Born (1952-01-28)January 28, 1952
Died August 15, 1984(1984-08-15) (aged 32)
Nationality American
Other names Kaposi's Sarcoma (KS) Poster Boy
Known for contracting AIDS

Bobbi Campbell ((1952-01-28)January 28, 1952 – August 15, 1984(1984-08-15)) was an early United States AIDS activist. In September 1981, Campbell became the 16th person in San Francisco to be diagnosed with Kaposi's sarcoma. He was the first to come out publicly as a person living with the then unnamed disease. He became known as the "KS Poster Boy" (even appearing with his partner on the cover of Newsweek on August 8, 1983), and wrote a column for the San Francisco Sentinel from January 1982 describing his experiences. Campbell, who was also a registered nurse, joined the Sisters of Perpetual Indulgence at the time of the health crisis in early 1982; in his "sister" persona as Sister Florence Nightmare, he co-authored the first San Francisco safer-sex manual, "Play Fair!", written in plain sex-positive language, offering practical advice and adding an element of humour.

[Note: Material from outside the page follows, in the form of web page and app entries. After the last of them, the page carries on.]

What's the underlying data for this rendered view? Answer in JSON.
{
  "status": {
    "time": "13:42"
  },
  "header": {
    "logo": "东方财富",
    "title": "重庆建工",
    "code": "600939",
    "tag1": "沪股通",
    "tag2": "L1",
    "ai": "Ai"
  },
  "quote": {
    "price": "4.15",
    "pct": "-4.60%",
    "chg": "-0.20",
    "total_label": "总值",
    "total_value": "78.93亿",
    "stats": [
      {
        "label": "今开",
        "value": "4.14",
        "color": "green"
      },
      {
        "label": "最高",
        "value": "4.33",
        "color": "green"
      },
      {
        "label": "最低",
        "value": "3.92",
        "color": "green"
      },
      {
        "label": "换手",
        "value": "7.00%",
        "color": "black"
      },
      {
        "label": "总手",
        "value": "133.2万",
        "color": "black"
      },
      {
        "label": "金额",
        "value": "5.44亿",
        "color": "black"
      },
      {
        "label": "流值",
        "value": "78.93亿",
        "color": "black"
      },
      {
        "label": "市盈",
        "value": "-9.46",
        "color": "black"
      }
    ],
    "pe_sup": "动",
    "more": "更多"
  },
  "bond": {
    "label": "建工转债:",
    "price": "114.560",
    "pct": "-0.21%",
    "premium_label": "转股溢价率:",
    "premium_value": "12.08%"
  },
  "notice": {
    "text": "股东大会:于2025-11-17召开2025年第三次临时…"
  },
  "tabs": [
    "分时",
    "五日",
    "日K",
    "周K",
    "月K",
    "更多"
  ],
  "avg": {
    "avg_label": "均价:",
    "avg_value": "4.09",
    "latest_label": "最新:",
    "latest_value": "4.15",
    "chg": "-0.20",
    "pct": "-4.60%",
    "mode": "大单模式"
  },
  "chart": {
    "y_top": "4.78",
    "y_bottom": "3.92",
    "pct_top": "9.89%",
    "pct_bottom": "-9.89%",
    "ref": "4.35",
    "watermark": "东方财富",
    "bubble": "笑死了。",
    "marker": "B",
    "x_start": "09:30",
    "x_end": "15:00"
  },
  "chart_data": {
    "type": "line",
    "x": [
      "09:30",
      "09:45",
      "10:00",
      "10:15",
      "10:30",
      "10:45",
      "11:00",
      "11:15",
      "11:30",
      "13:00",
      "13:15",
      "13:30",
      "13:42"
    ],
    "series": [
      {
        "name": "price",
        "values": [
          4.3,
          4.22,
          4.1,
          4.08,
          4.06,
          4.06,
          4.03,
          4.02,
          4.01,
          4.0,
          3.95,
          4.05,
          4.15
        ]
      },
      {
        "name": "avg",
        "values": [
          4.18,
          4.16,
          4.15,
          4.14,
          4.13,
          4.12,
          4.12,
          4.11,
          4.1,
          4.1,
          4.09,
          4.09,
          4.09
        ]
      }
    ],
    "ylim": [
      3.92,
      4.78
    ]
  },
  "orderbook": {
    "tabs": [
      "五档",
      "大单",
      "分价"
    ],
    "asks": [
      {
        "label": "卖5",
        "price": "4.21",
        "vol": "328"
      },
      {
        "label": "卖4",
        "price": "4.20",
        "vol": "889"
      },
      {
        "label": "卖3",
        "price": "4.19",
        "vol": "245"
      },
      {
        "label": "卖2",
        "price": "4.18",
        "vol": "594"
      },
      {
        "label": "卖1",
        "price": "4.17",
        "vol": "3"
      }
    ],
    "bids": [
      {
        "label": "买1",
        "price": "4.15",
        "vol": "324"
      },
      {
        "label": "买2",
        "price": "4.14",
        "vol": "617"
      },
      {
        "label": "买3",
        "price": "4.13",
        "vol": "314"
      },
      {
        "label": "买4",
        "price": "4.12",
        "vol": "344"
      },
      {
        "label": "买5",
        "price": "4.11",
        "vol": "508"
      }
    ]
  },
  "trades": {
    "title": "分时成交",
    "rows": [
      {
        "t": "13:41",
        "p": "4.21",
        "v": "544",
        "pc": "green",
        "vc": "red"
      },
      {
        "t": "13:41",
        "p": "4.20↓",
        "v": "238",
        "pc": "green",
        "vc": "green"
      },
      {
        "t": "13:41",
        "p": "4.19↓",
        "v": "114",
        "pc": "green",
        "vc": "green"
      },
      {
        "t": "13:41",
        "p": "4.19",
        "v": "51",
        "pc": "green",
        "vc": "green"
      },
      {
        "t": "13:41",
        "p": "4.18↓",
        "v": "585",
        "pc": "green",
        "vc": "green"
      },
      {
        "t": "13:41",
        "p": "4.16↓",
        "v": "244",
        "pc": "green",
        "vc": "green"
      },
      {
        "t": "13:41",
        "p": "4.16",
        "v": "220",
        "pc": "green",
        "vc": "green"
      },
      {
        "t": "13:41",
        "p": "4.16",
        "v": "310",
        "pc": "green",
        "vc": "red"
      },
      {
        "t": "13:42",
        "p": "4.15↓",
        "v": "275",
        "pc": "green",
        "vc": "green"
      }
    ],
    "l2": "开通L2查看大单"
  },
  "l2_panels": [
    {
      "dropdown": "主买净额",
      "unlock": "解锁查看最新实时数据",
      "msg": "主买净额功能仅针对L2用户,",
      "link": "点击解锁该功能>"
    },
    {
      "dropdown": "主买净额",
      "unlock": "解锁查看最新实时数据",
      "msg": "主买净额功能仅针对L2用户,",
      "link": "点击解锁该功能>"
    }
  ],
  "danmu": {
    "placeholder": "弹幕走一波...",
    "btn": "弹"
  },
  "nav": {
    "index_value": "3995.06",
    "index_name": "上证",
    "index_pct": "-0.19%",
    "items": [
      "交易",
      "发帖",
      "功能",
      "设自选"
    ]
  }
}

In 1983, Campbell and Dan Turner, who had been diagnosed in February 1982, founded the People With AIDS Self-Empowerment Movement or PWA Movement.

The name "Bobbi Campbell" and the names of several other key figures of the time were featured in the 2007-08 American Mock Trial Association National Case Problem. The fictional case was used by over 300 colleges and universities throughout the United States and was dedicated to the social and scientific pioneers in the fight against HIV/AIDS.

He died of AIDS complications on August 15, 1984.

There is an audio interview with Bobbi, along with doctors Marcus Conant and Paul Volberding from January 1982 on the GLBT Historical Society website. The interview was conducted by San Francisco journalist Randy Alfred for The Gay Life program on KSAN-FM.